A few years ago, a girlfriend and I were in an antique store when I came across a “vintage” bib apron, perhaps 1940s, – and fell in love.
“Could you make something like this for me?” I asked my girlfriend, who sews (I don’t sew. I cook. We can’t all do everything!)
She said she could, and she did–and now I have three of these big aprons, with big roomy pockets and I am seldom without one.
I found myself re-discovering aprons and wondering why, when you watch the chefs on the Food Network – none of them ever wears an apron! (I have ruined many a blouse or dress from cooking sans an apron–but these days you’ll seldom find me without one.
The aprons of my childhood bring to mind the voluminous ones worn by my Grandma Schmidt, who was as round as she was tall. Her dresses reached her ankles and her aprons were equally long and wide with huge pockets. I discovered, a few years ago, how handy aprons with pockets are when you go out to check the tomatoes in the garden and find yourself with handfuls of ripe tomatoes and no basket to put them into. The apron pockets work well. I also fill the pockets with clothespins when I am hanging linens or sheets on the clothesline. (Yes, some of us do still hang things on the line-but that’s another story).

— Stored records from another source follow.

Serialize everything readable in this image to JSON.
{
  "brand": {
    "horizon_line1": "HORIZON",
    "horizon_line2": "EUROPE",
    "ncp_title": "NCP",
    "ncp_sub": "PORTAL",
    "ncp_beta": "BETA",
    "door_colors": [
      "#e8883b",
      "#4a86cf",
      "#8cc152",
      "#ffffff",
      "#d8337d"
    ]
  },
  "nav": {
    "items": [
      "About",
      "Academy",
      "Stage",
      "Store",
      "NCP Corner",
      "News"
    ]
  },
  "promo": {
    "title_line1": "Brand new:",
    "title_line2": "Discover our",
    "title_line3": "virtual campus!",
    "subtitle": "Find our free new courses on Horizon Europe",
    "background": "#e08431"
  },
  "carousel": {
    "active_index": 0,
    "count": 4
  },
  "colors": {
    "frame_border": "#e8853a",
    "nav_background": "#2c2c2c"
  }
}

Years ago, people didn’t have wardrobes the size of ours, today–and aprons, which could be easily washed, protected good dresses which might not have all been washable (never mind that everything had to be ironed too–perma-press hadn’t been invented yet) . I think the only times I ever saw Grandma without an apron were when she was going downtown (plus hat, dressy shoes, her handbag, and stockings) or to church. My mother also wore aprons but most of the ones in which she was photographed, were the half-size aprons. I, myself, need a bib apron because the spills and splashes usually land somewhere on my chest.
Aprons have a respectably long history, too – the earliest mention of an apron is in the biblical story of the Garden of Eden when Adam and Eve discovered they were naked and fashioned aprons from fig leaves. In the middle ages aprons became especially well known, as European craftsmen wore aprons as part of their everyday garments–old paintings of blacksmiths invariably picture them wearing a big old leather apron of some kind. I remember, as a child, the big white (well, originally it was white) aprons worn by the butcher in the butcher stores where my grandma went to buy a chicken or a cut of beef. There are also aprons used by carpenters which have many pockets to hold necessary tools. (hmmm, I think I would like to have one like that).
The apron worn in the kitchen was a fixture for more than a century, until the late 1970s–when it seems to have disappeared from our culinary landscape. Perhaps it has something to do with the perfect housewife image portrayed by the fifties–you know, “Father knows Best” and mother is always pictured wearing an apron with a wooden spatula in one hand, standing over the stove (Shades of Ozzie and Harriet?) Then women became liberated and burned not only their bras but also their aprons.
I always had a few aprons but they had been relegated to a seldom used linen drawer. Now, I have aprons within easy reach on several hangers on doors in the kitchen and I am not in the least embarrassed to be seen wearing one. (Some of them are really quite stylish, I think – and I love the pockets. Along with clothespins and Kleenex, I am usually carrying around my cell phone and digital camera).
For Christmas, my penpal/friend/and computer guru, Wendy, sent me two wonderful very retro looking aprons. And not long ago I discovered a really great website dedicated to aprons. Everything old is new again! I love it. And, for those who like to know these things, the aprons you see on the header to my blog are my own aprons, photographed and posted on the blog by Wendy.
I am still mystified, however – how do all those people on the Food Network manage to cook entire meals (without wearing an apron) and without getting any of it on themselves?
–Sandra Lee Smith